-- Provided information follows --
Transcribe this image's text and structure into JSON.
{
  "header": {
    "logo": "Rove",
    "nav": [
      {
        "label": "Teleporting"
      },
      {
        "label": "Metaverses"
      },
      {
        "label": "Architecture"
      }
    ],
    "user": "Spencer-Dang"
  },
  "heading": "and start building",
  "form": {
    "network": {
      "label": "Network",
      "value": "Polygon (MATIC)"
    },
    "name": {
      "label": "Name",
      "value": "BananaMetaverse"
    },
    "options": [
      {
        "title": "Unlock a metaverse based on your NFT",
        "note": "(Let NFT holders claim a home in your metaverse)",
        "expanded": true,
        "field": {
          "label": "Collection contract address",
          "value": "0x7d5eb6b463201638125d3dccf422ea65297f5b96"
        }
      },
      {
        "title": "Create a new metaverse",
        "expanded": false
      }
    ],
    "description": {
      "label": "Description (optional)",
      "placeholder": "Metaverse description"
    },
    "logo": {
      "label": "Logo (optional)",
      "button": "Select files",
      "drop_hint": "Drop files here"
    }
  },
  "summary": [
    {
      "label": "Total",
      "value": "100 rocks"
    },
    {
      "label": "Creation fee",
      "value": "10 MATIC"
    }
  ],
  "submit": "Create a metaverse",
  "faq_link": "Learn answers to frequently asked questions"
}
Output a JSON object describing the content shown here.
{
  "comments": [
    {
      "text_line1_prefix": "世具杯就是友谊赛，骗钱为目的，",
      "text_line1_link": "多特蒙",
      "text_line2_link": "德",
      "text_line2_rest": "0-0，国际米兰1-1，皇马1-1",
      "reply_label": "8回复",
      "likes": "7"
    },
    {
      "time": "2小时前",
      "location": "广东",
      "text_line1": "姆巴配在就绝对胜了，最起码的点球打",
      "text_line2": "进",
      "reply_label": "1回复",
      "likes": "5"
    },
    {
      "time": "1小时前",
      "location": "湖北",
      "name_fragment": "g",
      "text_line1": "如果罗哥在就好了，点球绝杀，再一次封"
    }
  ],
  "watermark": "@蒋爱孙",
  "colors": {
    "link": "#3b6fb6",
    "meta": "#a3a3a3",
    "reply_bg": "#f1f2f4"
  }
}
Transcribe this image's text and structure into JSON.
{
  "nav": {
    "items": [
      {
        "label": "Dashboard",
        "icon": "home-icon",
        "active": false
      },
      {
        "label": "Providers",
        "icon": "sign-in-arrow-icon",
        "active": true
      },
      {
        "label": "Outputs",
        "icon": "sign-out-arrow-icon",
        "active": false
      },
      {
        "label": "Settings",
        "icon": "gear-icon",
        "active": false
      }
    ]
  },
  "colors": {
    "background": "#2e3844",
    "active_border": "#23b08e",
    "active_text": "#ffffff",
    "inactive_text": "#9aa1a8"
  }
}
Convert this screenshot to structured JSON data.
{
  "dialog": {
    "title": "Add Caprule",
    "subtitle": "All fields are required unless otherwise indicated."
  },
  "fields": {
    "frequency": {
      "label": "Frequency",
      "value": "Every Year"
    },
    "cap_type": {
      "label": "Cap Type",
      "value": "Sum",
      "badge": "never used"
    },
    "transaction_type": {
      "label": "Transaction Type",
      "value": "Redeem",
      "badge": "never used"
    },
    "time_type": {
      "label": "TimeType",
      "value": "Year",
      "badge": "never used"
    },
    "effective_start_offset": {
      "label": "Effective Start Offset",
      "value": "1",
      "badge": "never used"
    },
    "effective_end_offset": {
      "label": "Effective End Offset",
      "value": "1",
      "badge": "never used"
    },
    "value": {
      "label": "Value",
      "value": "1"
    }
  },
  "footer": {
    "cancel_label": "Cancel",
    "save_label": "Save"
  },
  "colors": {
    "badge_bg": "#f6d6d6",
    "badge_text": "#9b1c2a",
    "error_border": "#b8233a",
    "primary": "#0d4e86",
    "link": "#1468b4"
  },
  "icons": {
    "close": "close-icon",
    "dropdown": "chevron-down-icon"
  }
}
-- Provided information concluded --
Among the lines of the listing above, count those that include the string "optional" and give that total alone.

> **Task answer**
2